“This tells us that for patients who had kept transplant in reserve, they had the same overall survival as those who had had a transplant right away, despite there being such impressive initial disease control for the patients in whom transplant was used early,” Dr. Richardson said in a press release from his institution.
Patients who did not undergo immediate transplant received treatment when their disease progressed with newer and active therapies, such as monoclonal antibodies and/or next-generation novel agents, he noted. Only 28% of patients used the reserve option of a transplant.
“It demonstrates the extent to which patients now have options and that we have new data to guide them in balancing the pluses and minuses of each approach,” he added.

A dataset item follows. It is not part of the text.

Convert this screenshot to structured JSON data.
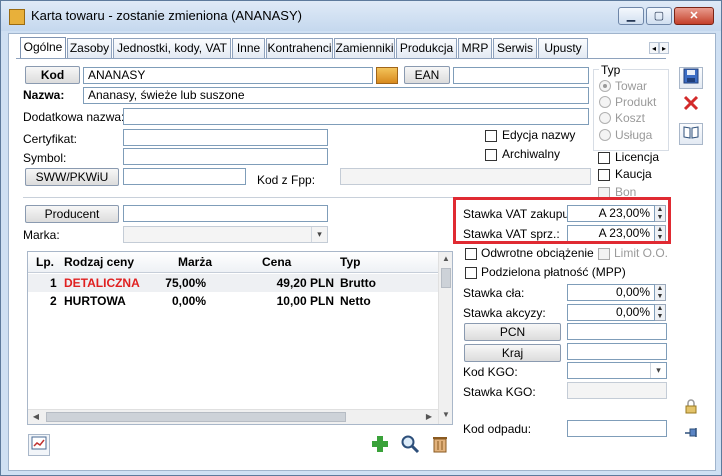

When looking at safety, the authors noted that the most common treatment-related adverse events of grade 3 or higher occurred in 279 patients (78.2%) in the RVD-alone group and 344 patients (94.2%) in the transplantation group. Of those patients, 60.5% and 89.9%, respectively, reported hematologic events of grade 3 or higher (P < .001). The 5-year cumulative incidence of invasive second primary cancers was similar in both cohorts (RVD-alone group, 4.9%; transplantation group, 6.5%).
However, while the risk of secondary cancers was similar between groups, Dr. Richardson noted that there was a higher incidence of acute myeloid leukemia and myelodysplastic syndromes in the transplant cohort.

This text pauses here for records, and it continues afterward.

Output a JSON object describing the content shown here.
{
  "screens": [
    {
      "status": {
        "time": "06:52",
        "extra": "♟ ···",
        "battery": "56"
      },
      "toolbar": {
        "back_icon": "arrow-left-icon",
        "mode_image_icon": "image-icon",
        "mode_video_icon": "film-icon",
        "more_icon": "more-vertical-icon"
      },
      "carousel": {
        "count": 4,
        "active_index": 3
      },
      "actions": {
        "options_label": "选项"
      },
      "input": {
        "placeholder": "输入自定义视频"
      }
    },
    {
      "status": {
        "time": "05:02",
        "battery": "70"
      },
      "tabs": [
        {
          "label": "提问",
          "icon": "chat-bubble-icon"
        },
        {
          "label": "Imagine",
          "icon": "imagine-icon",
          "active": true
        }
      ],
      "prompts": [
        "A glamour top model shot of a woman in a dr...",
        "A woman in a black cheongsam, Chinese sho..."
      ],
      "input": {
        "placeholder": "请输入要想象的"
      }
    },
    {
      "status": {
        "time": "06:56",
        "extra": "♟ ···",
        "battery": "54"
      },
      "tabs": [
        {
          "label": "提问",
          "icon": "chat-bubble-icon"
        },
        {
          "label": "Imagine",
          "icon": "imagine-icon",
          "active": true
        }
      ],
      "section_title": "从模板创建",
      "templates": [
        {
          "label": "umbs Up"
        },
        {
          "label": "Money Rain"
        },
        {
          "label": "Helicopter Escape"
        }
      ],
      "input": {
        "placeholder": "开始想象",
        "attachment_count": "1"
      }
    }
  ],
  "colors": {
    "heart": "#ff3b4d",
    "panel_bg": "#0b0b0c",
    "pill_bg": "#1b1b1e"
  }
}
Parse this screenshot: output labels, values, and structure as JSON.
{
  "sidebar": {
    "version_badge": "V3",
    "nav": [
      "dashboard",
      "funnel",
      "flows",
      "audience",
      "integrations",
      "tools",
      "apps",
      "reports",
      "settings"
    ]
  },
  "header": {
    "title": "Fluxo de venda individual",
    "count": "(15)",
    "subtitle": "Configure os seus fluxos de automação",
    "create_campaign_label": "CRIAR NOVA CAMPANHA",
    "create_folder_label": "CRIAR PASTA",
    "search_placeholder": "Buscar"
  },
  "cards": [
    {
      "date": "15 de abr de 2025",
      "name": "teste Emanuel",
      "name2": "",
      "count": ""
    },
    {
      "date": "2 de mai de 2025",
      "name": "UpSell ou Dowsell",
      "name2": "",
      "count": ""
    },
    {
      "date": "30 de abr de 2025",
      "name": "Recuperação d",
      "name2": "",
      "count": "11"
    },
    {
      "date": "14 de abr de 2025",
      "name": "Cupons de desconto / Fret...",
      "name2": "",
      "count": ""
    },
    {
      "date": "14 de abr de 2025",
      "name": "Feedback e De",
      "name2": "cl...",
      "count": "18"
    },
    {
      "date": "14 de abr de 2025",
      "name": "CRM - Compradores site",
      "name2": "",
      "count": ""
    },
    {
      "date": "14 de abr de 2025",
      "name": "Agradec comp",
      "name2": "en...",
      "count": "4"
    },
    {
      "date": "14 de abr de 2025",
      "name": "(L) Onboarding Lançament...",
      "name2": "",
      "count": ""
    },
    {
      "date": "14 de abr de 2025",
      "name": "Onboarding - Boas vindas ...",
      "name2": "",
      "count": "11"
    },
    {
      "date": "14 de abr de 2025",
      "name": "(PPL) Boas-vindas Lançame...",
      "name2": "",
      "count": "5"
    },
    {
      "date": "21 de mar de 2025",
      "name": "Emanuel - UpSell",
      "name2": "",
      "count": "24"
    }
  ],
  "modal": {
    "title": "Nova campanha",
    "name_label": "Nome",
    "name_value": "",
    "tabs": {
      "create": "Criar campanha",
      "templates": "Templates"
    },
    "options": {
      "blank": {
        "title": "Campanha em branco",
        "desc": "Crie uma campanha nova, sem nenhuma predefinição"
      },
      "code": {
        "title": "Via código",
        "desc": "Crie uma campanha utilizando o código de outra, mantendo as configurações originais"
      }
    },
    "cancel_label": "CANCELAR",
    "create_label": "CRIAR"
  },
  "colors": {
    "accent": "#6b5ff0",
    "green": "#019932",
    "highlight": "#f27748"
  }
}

“There was also a significant drop in quality of life across transplant procedures, but the good news is that it was recoverable rapidly,” he said. “What is also really important is that we have prospective, multicenter, national comparative data on toxicity. That’s very important for providing patients with a choice as they move forward with their treatment plan.”
He noted that treatment continues to evolve. “This study was designed in 2009, begun in 2010, and now there is mature data in 2022,” Dr. Richardson said. “This is particularly relevant as we have now further improved the induction treatment for younger patients with newly diagnosed myeloma using quadruplet regimens incorporating monoclonal antibodies and novel next-generation therapies. The results from these studies are extremely exciting.
“Now more than ever, treatment for multiple myeloma can be adapted for each patient,” Dr. Richardson said. “Our study provides important information about the benefits of transplant in the era of highly effective novel therapies and continuous maintenance, as well as the potential risks, to help patients and their physicians decide what approach may be best for them. This is particularly relevant as we have now further improved the induction treatment for younger patients with newly diagnosed myeloma using quadruplet regimens incorporating monoclonal antibodies, such as RVD combined with daratumumab.”